Down to the final line, write out the data below exactly.

## Dataset items

++++++

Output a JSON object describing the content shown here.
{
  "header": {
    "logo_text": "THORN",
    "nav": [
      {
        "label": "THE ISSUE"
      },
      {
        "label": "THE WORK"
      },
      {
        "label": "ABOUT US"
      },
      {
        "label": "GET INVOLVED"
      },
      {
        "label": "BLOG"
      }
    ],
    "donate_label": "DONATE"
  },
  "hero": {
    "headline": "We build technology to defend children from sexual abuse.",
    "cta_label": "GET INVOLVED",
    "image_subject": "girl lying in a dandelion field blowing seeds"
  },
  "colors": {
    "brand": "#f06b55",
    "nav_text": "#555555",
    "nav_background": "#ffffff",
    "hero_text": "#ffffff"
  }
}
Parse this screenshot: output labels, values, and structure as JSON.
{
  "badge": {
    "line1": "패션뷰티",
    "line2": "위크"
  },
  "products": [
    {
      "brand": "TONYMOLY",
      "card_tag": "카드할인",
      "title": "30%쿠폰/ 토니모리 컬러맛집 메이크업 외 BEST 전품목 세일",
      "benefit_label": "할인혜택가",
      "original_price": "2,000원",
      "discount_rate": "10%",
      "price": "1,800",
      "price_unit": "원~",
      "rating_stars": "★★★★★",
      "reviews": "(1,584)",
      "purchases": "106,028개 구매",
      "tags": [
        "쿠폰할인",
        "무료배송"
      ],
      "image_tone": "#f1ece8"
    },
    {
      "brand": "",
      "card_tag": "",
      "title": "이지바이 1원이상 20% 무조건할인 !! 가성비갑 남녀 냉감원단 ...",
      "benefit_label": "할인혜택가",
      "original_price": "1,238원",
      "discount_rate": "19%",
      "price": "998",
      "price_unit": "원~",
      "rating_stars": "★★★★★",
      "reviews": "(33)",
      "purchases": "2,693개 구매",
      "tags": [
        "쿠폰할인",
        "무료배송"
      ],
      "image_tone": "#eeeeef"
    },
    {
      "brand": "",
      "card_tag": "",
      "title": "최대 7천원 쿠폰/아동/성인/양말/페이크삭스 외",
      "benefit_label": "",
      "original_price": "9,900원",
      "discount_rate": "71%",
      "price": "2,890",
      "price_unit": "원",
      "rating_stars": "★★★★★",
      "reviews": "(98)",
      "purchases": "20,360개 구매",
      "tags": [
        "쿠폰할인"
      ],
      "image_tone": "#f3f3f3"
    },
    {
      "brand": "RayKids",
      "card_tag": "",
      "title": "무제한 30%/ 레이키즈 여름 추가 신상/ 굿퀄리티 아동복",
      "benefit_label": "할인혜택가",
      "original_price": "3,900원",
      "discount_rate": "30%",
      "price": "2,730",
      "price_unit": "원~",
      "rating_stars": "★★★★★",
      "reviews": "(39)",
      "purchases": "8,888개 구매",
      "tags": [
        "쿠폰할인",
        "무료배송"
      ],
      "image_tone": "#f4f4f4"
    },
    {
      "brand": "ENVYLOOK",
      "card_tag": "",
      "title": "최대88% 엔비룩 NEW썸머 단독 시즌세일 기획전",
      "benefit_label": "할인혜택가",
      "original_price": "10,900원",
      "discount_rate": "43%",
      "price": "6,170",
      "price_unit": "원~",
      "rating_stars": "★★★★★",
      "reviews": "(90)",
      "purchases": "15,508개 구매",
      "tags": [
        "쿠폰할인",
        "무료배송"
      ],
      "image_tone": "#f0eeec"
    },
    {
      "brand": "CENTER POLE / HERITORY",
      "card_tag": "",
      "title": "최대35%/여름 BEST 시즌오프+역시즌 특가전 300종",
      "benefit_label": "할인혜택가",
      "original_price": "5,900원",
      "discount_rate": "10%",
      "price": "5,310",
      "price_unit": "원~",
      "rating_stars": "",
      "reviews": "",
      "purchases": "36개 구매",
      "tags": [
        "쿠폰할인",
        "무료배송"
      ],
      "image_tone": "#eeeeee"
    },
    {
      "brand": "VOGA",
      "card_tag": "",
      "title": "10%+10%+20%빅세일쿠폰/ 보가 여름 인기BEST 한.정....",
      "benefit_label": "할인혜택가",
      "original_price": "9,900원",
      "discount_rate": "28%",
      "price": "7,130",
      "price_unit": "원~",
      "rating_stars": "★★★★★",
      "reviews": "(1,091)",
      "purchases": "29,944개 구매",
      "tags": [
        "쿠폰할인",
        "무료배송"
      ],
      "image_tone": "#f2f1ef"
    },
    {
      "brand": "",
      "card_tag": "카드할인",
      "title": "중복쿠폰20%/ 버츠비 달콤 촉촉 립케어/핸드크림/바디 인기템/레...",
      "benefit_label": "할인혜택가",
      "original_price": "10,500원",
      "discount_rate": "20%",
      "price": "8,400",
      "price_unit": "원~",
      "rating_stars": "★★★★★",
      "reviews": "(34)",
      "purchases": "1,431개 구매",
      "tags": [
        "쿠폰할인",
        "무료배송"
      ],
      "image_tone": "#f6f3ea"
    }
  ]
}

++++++

## Completed task
Output a JSON object describing the content shown here.
{
  "header": {
    "logo_text": "THORN",
    "nav": [
      {
        "label": "THE ISSUE"
      },
      {
        "label": "THE WORK"
      },
      {
        "label": "ABOUT US"
      },
      {
        "label": "GET INVOLVED"
      },
      {
        "label": "BLOG"
      }
    ],
    "donate_label": "DONATE"
  },
  "hero": {
    "headline": "We build technology to defend children from sexual abuse.",
    "cta_label": "GET INVOLVED",
    "image_subject": "girl lying in a dandelion field blowing seeds"
  },
  "colors": {
    "brand": "#f06b55",
    "nav_text": "#555555",
    "nav_background": "#ffffff",
    "hero_text": "#ffffff"
  }
}
Parse this screenshot: output labels, values, and structure as JSON.
{
  "badge": {
    "line1": "패션뷰티",
    "line2": "위크"
  },
  "products": [
    {
      "brand": "TONYMOLY",
      "card_tag": "카드할인",
      "title": "30%쿠폰/ 토니모리 컬러맛집 메이크업 외 BEST 전품목 세일",
      "benefit_label": "할인혜택가",
      "original_price": "2,000원",
      "discount_rate": "10%",
      "price": "1,800",
      "price_unit": "원~",
      "rating_stars": "★★★★★",
      "reviews": "(1,584)",
      "purchases": "106,028개 구매",
      "tags": [
        "쿠폰할인",
        "무료배송"
      ],
      "image_tone": "#f1ece8"
    },
    {
      "brand": "",
      "card_tag": "",
      "title": "이지바이 1원이상 20% 무조건할인 !! 가성비갑 남녀 냉감원단 ...",
      "benefit_label": "할인혜택가",
      "original_price": "1,238원",
      "discount_rate": "19%",
      "price": "998",
      "price_unit": "원~",
      "rating_stars": "★★★★★",
      "reviews": "(33)",
      "purchases": "2,693개 구매",
      "tags": [
        "쿠폰할인",
        "무료배송"
      ],
      "image_tone": "#eeeeef"
    },
    {
      "brand": "",
      "card_tag": "",
      "title": "최대 7천원 쿠폰/아동/성인/양말/페이크삭스 외",
      "benefit_label": "",
      "original_price": "9,900원",
      "discount_rate": "71%",
      "price": "2,890",
      "price_unit": "원",
      "rating_stars": "★★★★★",
      "reviews": "(98)",
      "purchases": "20,360개 구매",
      "tags": [
        "쿠폰할인"
      ],
      "image_tone": "#f3f3f3"
    },
    {
      "brand": "RayKids",
      "card_tag": "",
      "title": "무제한 30%/ 레이키즈 여름 추가 신상/ 굿퀄리티 아동복",
      "benefit_label": "할인혜택가",
      "original_price": "3,900원",
      "discount_rate": "30%",
      "price": "2,730",
      "price_unit": "원~",
      "rating_stars": "★★★★★",
      "reviews": "(39)",
      "purchases": "8,888개 구매",
      "tags": [
        "쿠폰할인",
        "무료배송"
      ],
      "image_tone": "#f4f4f4"
    },
    {
      "brand": "ENVYLOOK",
      "card_tag": "",
      "title": "최대88% 엔비룩 NEW썸머 단독 시즌세일 기획전",
      "benefit_label": "할인혜택가",
      "original_price": "10,900원",
      "discount_rate": "43%",
      "price": "6,170",
      "price_unit": "원~",
      "rating_stars": "★★★★★",
      "reviews": "(90)",
      "purchases": "15,508개 구매",
      "tags": [
        "쿠폰할인",
        "무료배송"
      ],
      "image_tone": "#f0eeec"
    },
    {
      "brand": "CENTER POLE / HERITORY",
      "card_tag": "",
      "title": "최대35%/여름 BEST 시즌오프+역시즌 특가전 300종",
      "benefit_label": "할인혜택가",
      "original_price": "5,900원",
      "discount_rate": "10%",
      "price": "5,310",
      "price_unit": "원~",
      "rating_stars": "",
      "reviews": "",
      "purchases": "36개 구매",
      "tags": [
        "쿠폰할인",
        "무료배송"
      ],
      "image_tone": "#eeeeee"
    },
    {
      "brand": "VOGA",
      "card_tag": "",
      "title": "10%+10%+20%빅세일쿠폰/ 보가 여름 인기BEST 한.정....",
      "benefit_label": "할인혜택가",
      "original_price": "9,900원",
      "discount_rate": "28%",
      "price": "7,130",
      "price_unit": "원~",
      "rating_stars": "★★★★★",
      "reviews": "(1,091)",
      "purchases": "29,944개 구매",
      "tags": [
        "쿠폰할인",
        "무료배송"
      ],
      "image_tone": "#f2f1ef"
    },
    {
      "brand": "",
      "card_tag": "카드할인",
      "title": "중복쿠폰20%/ 버츠비 달콤 촉촉 립케어/핸드크림/바디 인기템/레...",
      "benefit_label": "할인혜택가",
      "original_price": "10,500원",
      "discount_rate": "20%",
      "price": "8,400",
      "price_unit": "원~",
      "rating_stars": "★★★★★",
      "reviews": "(34)",
      "purchases": "1,431개 구매",
      "tags": [
        "쿠폰할인",
        "무료배송"
      ],
      "image_tone": "#f6f3ea"
    }
  ]
}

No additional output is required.